A permanent exhibition by photographer Peter James Quinn, documenting life along the Great South Road at the beginnings of the 21st Century now hangs at the southern entrance to the TelstraClear Pacific Event Centre in Manukau City.
Once the main route south from Auckland, the Great South Road began life in 1843 as a bullock track to the Waikato. In the 1860s, at the instigation of the colony's governor, Sir George Grey, the road was widened, and was to become the main supply route for British and colonial forces attacking the Maori strongholds during the Waikato War. Later, due in large part to the spoils from that controversial war, the road became the conduit to convey livestock from settler farms to the holding pens at Newmarket and, in turn, the freezing works built during the 1880s around Otahuhu, with produce leaving via the port at Onehunga during the golden years of refrigerated meat export to Britain. By the mid-1930s the road was eventually paved, making it fit for cars, and the subsequent waves of migrants who made their way down it over the decades to follow.
To a large extent, the Great South Road was the catalyst that would fuel the population explosion that became South Auckland. The exhibition was commissioned by the Counties Manukau Pacific Trust, with funding coming from the South Auckland Charitable Trust.

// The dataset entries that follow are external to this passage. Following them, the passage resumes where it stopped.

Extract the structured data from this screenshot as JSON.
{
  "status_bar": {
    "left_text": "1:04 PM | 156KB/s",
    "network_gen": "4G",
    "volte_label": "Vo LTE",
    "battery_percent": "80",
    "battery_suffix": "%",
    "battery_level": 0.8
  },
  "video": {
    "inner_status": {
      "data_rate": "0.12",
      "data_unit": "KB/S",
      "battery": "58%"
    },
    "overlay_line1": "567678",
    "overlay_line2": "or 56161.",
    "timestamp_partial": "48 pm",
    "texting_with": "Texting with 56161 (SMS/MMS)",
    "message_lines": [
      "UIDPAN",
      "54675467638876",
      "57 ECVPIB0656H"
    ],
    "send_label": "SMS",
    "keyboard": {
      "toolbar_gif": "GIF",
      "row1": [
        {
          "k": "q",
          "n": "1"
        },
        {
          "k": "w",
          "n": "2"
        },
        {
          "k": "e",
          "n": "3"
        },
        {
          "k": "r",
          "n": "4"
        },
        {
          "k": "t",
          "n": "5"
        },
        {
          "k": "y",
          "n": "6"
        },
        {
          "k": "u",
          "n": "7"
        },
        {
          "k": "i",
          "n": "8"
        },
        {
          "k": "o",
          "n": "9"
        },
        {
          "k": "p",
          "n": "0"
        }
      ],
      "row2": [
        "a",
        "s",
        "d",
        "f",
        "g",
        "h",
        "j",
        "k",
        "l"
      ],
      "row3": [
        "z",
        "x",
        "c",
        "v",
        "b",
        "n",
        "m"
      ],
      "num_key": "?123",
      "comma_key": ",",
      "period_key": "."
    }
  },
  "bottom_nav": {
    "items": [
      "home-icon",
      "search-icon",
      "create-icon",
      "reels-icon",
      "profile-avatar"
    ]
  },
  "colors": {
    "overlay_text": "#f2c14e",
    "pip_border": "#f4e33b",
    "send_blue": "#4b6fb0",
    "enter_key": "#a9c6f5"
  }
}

At the 18 June opening, at 430pm Peter Quinn will speak and give a slide presentation regarding his 15 years of experience with NZ Geographic, as well as the evolution of the Great South Road Project. Fellow NZ Geographic contributor, Vaughan Yarwood, will also speak about the history of the Great South Road.